In her essay, “The highs and lows of Black feminist criticism,” Barbara Christian highlighted the erasure of black women from black revolutionary literature and thought as she explained how, at Columbia, her professors “bristled at the names of Richard Wright and James Baldwin and barely acknowledged Langston Hughes and Ralph Ellison. But what of black woman writers? No phantoms, no brislings – not even a mention”.
We do not take enough time and resources to (en)gender academia in our political discourses in significant ways. The implications of this on women are not only material in the socio-economic sense but can also lead to “self-doubt”. I witnessed the self doubt of young female political activists while facilitating a discussion on the Decolonilizing Wits project. At that discussion I was joined by a female and male leader of one of the student political parties at Wits. What struck me was that during the question and answer session, the audience members of the party constantly made reference to the points that the male leader had made.
In the session, we heard “as Mandla* said” continuously from both male and female comrades. One female member of the party was making a point and she said “Mandla* puts it better than I do….” in which I responded by affirming to her that “no, you are being clear”. Another female activist who was on the panel with him shared a moving and relevant story about a book she recently read written decades ago on the harsh lived experiences of black people. Years later, she said, black lives still don’t matter globally. She said “I am not sure why I am telling this story” and “…I don’t know, I think I am also tired”. I watched the male panelist chuckle silently. That scene bothered me deeply.

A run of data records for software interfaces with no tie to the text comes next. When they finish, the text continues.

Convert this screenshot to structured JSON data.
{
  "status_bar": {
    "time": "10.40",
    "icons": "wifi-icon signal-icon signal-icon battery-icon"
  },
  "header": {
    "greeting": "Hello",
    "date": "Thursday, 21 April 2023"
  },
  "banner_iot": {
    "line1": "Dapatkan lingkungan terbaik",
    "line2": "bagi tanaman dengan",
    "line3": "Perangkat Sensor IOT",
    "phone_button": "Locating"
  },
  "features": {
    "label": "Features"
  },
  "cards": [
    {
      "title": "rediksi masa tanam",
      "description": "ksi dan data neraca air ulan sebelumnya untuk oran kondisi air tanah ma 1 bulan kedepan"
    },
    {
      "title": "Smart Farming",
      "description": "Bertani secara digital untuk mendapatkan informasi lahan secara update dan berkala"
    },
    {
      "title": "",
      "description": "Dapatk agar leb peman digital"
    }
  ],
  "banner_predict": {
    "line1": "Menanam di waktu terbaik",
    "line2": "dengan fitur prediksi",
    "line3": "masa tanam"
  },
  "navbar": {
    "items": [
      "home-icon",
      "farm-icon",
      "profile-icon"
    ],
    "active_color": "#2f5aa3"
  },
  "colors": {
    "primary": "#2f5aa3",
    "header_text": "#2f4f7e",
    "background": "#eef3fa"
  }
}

Privilege comes with arrogance; we have seen this all over the world and with especially here at home with white South Africans. Further to that white prvilege, Black male privilege also exists and it is also arrogant. It often seeks to delegitimize black women’s oppression or tokenizes “women empowerment” without really committing to ending patriarchy. It’s this male privilege that sees “Black Conscious” men and political activists write that “Intersectionality is a cover up for White Supremacy and a fortress of house negroes of all shades”.
Intersectionality, a term coined by black feminist scholar Kimberlé Crenshaw, denotes “the various ways in which race and gender interact to shape the multiple dimensions of Black women’s […] experiences.” Crenshaw’s objective was to highlight how Black women’s experiences “are not subsumed within the traditional boundaries of race or gender discrimination…”. Sadly, black women political activists such as Khanyisile Litchfield Tshabalala agree with black men that in achieving “economic freedom, gender freedom will follow” and that gender “is a sub-struggle.” Litchfield Tshabalala believes that anything to do with feminism is “a white man’s theory,” thus ignoring and erasing the contribution of Black Feminist and African Feminist theories.
We cannot continue promote the single reality/identity of the struggle for liberation. Black women, black queer women and black transwomen need to be prepared to have the tough conversations with their male comrades. We need to be prepared to be called “divisive” within the movement. We must be “divisive” because who can answer this call for true liberation but us black women? Who can fulfill this task but us? We need to be our own liberators, because ultimately by being liberated as black women, we will be liberating our entire society.
*Names have been changed.